Assignment — Copy out all of the entries below without any change.

Provided material —
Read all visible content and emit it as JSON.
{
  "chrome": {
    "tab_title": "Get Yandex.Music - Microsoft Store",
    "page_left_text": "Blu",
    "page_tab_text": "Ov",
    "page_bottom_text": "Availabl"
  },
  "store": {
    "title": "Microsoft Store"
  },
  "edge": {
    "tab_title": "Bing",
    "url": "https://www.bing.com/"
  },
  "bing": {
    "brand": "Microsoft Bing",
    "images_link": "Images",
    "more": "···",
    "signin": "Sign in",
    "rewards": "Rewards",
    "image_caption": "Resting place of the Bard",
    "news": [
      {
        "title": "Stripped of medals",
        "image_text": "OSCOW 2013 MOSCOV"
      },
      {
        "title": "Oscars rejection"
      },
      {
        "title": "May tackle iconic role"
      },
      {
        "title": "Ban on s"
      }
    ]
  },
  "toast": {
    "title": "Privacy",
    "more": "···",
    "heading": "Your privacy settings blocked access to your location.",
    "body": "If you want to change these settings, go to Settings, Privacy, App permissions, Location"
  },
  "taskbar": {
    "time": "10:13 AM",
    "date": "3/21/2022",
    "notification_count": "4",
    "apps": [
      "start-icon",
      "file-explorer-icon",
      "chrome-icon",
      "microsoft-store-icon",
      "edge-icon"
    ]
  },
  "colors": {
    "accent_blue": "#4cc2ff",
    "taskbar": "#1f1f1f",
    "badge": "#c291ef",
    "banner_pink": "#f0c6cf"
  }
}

Output for this exercise —
Read all visible content and emit it as JSON.
{
  "chrome": {
    "tab_title": "Get Yandex.Music - Microsoft Store",
    "page_left_text": "Blu",
    "page_tab_text": "Ov",
    "page_bottom_text": "Availabl"
  },
  "store": {
    "title": "Microsoft Store"
  },
  "edge": {
    "tab_title": "Bing",
    "url": "https://www.bing.com/"
  },
  "bing": {
    "brand": "Microsoft Bing",
    "images_link": "Images",
    "more": "···",
    "signin": "Sign in",
    "rewards": "Rewards",
    "image_caption": "Resting place of the Bard",
    "news": [
      {
        "title": "Stripped of medals",
        "image_text": "OSCOW 2013 MOSCOV"
      },
      {
        "title": "Oscars rejection"
      },
      {
        "title": "May tackle iconic role"
      },
      {
        "title": "Ban on s"
      }
    ]
  },
  "toast": {
    "title": "Privacy",
    "more": "···",
    "heading": "Your privacy settings blocked access to your location.",
    "body": "If you want to change these settings, go to Settings, Privacy, App permissions, Location"
  },
  "taskbar": {
    "time": "10:13 AM",
    "date": "3/21/2022",
    "notification_count": "4",
    "apps": [
      "start-icon",
      "file-explorer-icon",
      "chrome-icon",
      "microsoft-store-icon",
      "edge-icon"
    ]
  },
  "colors": {
    "accent_blue": "#4cc2ff",
    "taskbar": "#1f1f1f",
    "badge": "#c291ef",
    "banner_pink": "#f0c6cf"
  }
}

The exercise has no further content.